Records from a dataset
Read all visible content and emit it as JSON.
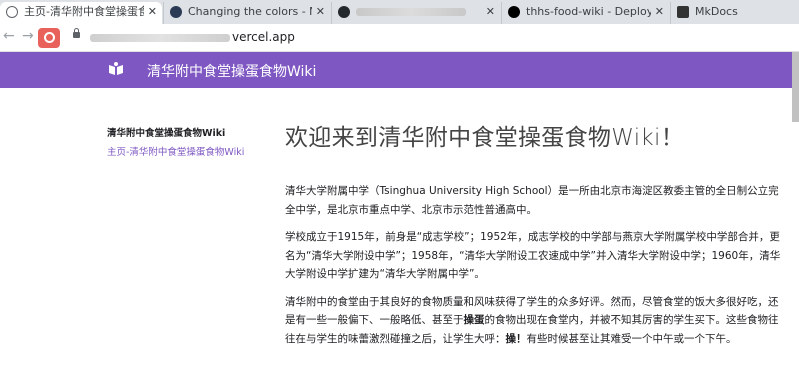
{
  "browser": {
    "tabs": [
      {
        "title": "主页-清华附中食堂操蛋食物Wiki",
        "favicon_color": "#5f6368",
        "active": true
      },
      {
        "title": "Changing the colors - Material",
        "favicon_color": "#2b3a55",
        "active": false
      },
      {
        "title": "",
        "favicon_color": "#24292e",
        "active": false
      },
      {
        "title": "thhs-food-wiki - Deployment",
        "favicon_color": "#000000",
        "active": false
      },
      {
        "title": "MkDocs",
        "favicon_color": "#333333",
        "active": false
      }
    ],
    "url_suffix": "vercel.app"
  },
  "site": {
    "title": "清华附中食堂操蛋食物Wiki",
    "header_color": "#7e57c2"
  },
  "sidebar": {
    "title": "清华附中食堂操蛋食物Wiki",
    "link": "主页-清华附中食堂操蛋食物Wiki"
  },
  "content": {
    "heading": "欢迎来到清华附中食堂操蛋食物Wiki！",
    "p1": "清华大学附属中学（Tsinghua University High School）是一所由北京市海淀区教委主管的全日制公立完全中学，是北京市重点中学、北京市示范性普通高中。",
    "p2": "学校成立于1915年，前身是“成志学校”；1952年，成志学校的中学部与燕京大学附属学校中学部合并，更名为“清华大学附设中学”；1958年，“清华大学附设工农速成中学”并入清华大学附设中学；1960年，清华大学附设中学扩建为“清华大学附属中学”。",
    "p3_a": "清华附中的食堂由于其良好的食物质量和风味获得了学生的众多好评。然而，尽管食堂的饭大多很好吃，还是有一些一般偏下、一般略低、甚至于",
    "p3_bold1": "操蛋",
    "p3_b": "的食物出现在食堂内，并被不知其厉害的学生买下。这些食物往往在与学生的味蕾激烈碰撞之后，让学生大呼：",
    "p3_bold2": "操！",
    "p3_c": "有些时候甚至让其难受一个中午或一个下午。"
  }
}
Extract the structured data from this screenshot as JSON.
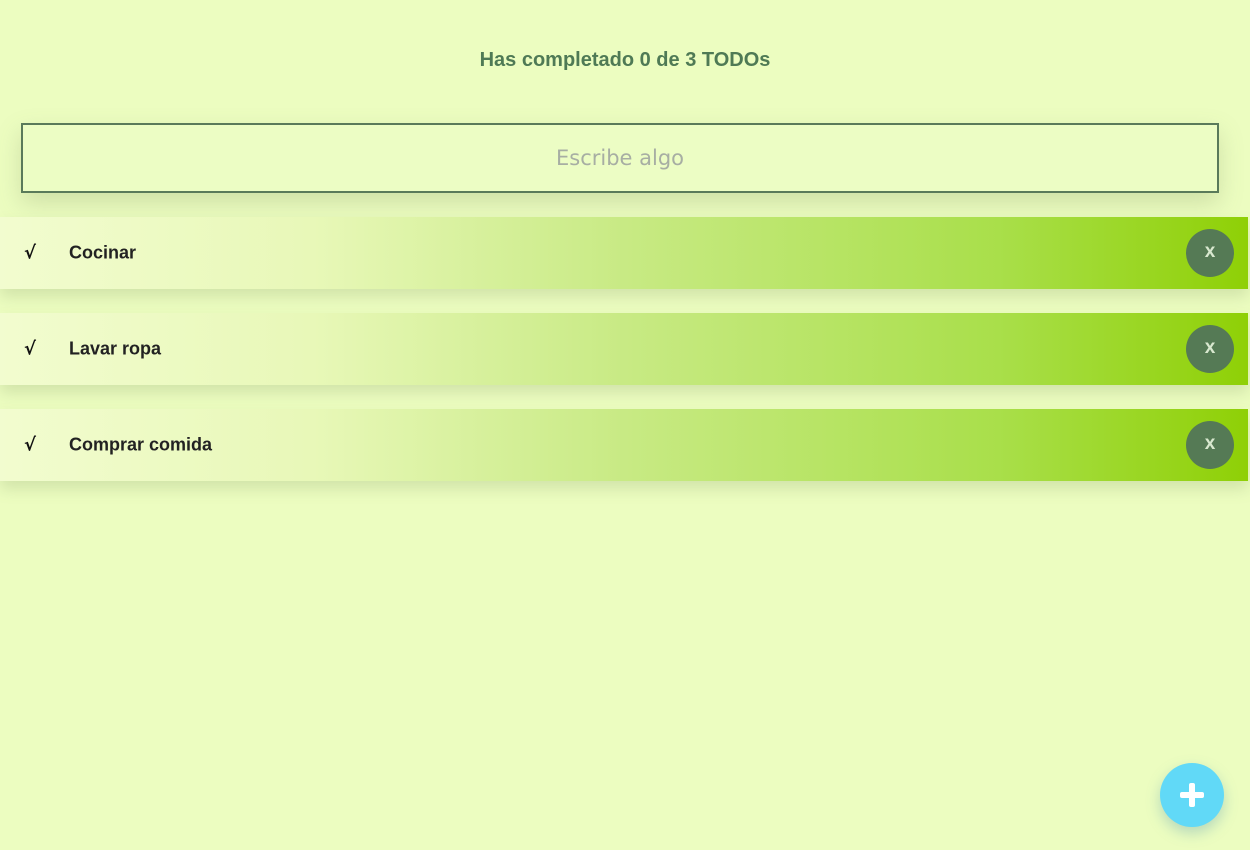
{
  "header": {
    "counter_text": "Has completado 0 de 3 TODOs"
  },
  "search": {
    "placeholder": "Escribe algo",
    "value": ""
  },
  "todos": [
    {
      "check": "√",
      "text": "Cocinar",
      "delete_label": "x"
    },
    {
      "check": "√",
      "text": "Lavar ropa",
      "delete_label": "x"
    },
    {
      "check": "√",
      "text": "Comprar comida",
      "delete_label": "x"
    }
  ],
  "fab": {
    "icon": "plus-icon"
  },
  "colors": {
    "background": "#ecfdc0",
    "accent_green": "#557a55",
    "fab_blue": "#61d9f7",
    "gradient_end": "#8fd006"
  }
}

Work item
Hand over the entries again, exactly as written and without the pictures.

Exercise answer
Read all visible content and emit it as JSON.
{
  "browser": {
    "tabs": [
      {
        "title": "主页-清华附中食堂操蛋食物Wiki",
        "favicon_color": "#5f6368",
        "active": true
      },
      {
        "title": "Changing the colors - Material",
        "favicon_color": "#2b3a55",
        "active": false
      },
      {
        "title": "",
        "favicon_color": "#24292e",
        "active": false
      },
      {
        "title": "thhs-food-wiki - Deployment",
        "favicon_color": "#000000",
        "active": false
      },
      {
        "title": "MkDocs",
        "favicon_color": "#333333",
        "active": false
      }
    ],
    "url_suffix": "vercel.app"
  },
  "site": {
    "title": "清华附中食堂操蛋食物Wiki",
    "header_color": "#7e57c2"
  },
  "sidebar": {
    "title": "清华附中食堂操蛋食物Wiki",
    "link": "主页-清华附中食堂操蛋食物Wiki"
  },
  "content": {
    "heading": "欢迎来到清华附中食堂操蛋食物Wiki！",
    "p1": "清华大学附属中学（Tsinghua University High School）是一所由北京市海淀区教委主管的全日制公立完全中学，是北京市重点中学、北京市示范性普通高中。",
    "p2": "学校成立于1915年，前身是“成志学校”；1952年，成志学校的中学部与燕京大学附属学校中学部合并，更名为“清华大学附设中学”；1958年，“清华大学附设工农速成中学”并入清华大学附设中学；1960年，清华大学附设中学扩建为“清华大学附属中学”。",
    "p3_a": "清华附中的食堂由于其良好的食物质量和风味获得了学生的众多好评。然而，尽管食堂的饭大多很好吃，还是有一些一般偏下、一般略低、甚至于",
    "p3_bold1": "操蛋",
    "p3_b": "的食物出现在食堂内，并被不知其厉害的学生买下。这些食物往往在与学生的味蕾激烈碰撞之后，让学生大呼：",
    "p3_bold2": "操！",
    "p3_c": "有些时候甚至让其难受一个中午或一个下午。"
  }
}
Extract the structured data from this screenshot as JSON.
{
  "header": {
    "counter_text": "Has completado 0 de 3 TODOs"
  },
  "search": {
    "placeholder": "Escribe algo",
    "value": ""
  },
  "todos": [
    {
      "check": "√",
      "text": "Cocinar",
      "delete_label": "x"
    },
    {
      "check": "√",
      "text": "Lavar ropa",
      "delete_label": "x"
    },
    {
      "check": "√",
      "text": "Comprar comida",
      "delete_label": "x"
    }
  ],
  "fab": {
    "icon": "plus-icon"
  },
  "colors": {
    "background": "#ecfdc0",
    "accent_green": "#557a55",
    "fab_blue": "#61d9f7",
    "gradient_end": "#8fd006"
  }
}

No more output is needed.